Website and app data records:
-*-
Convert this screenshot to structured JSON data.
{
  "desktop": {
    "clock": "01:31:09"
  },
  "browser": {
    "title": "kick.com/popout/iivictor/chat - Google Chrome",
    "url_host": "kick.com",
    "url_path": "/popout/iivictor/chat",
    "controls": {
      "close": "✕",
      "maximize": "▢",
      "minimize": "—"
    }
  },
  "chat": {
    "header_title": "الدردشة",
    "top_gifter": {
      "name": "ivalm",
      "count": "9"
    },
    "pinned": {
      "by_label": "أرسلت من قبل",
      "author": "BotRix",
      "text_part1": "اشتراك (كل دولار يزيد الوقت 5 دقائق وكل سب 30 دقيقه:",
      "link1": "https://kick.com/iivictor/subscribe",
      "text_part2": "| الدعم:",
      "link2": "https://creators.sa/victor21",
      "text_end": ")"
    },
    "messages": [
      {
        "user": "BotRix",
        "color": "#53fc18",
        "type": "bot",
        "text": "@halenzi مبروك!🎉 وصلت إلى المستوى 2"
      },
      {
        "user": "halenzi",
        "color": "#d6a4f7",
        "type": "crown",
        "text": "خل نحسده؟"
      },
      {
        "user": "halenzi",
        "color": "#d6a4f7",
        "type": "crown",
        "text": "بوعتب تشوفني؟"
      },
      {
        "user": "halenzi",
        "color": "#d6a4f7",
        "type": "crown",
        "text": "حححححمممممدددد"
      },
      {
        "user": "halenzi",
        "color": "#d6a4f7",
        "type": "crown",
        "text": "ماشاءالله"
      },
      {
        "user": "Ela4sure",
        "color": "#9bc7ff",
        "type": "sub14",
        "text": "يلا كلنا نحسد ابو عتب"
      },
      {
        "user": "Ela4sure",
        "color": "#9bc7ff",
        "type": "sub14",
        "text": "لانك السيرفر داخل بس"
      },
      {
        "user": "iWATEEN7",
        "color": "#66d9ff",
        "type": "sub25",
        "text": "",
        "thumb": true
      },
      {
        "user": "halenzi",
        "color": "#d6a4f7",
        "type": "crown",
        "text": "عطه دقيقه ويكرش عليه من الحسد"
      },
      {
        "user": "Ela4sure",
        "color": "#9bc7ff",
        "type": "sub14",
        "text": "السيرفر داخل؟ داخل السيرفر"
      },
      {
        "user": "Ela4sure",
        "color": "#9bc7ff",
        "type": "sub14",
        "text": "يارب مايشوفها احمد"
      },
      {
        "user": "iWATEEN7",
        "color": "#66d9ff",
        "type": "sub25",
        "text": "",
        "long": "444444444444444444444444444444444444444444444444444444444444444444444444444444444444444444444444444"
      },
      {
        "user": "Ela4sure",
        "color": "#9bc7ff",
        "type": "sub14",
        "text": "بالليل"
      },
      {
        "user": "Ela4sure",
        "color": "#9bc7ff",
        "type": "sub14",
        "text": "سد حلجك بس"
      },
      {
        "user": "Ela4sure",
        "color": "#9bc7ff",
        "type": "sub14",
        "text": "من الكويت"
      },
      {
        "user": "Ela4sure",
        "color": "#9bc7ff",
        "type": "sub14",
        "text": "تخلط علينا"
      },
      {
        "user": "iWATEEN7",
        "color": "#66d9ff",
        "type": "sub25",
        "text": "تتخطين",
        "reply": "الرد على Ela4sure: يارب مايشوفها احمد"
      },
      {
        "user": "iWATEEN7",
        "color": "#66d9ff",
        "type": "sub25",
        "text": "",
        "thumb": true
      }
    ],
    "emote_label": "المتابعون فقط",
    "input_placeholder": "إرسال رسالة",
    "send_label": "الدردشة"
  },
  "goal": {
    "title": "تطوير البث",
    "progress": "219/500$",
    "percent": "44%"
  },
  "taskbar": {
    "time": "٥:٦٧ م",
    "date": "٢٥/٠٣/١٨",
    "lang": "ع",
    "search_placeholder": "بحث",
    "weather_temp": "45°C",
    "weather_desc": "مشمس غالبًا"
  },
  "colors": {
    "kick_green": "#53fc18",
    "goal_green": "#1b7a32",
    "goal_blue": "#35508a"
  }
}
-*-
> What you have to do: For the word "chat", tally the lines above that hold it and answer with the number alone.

> Answer to this exercise: 3